I have already explained how to do a basic Raspberry Pi server install. But if you want to do something more exciting with it, perhaps running a Nextcloud instance or setting up a torrent box, you will need more space than just an SD card. That’s why in this post I will show you how to connect external hard drive to Raspberry Pi.
If you don’t already have an external hard drive, I recommend the Western Digital Pi Drive, which is designed to work with Raspberry Pi. For other drives, you must increase how much juice Raspberry puts out via its USBs, because the default is not enough for an external drive. So, open
nano and add this line:
Save the file with
Ctrl+X and restart your Pi. Now, connect the drive and try to mount it to see if it works. To find out its device name, use
sudo blkid. It should probably be something like
/dev/sda1. The mount command is easy:
$ mount /dev/sda1 /mnt
Next, try saving a test file to the drive. If it’s saved successfully, you are good to go. If you get any errors, your drive is probably too power hungry and you might need to connect it to your Pi through an externally powered USB hub.
Mounting the drive manually every time you restart your Pi is a bit of pain though. So let us make it mount automatically. First, you need to make a mount point for it:
$ mkdir /media/external
Of course, you can call whatever you want. When done, edit the
/etc/fstab file, adding the following line:
/dev/sda1 /media/external ntfs defaults 0 0
/dev/sda1, put in your own device name. This assumes the drive uses the default Windows filesystem - ntfs.

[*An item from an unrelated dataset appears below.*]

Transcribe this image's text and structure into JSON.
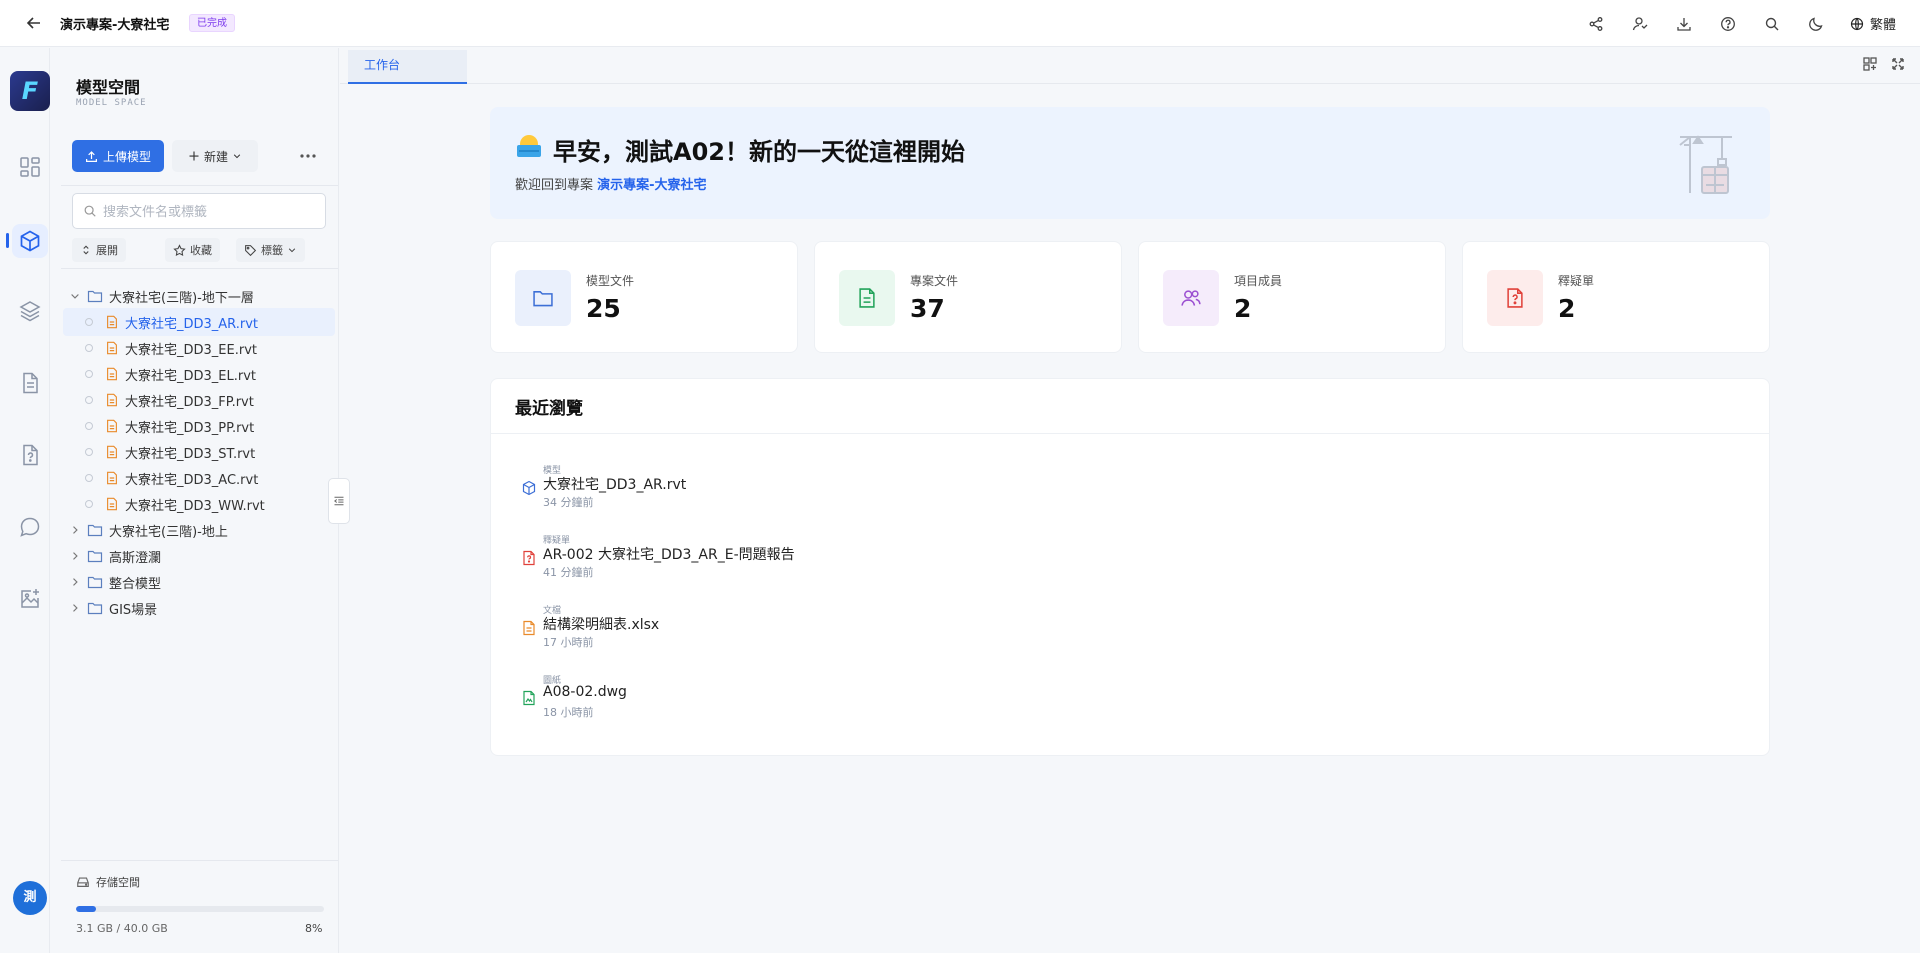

If you use something else instead (ext4, btrfs), change it accordingly. And that’s it - you have successfully connected an external drive to your Raspberry Pi.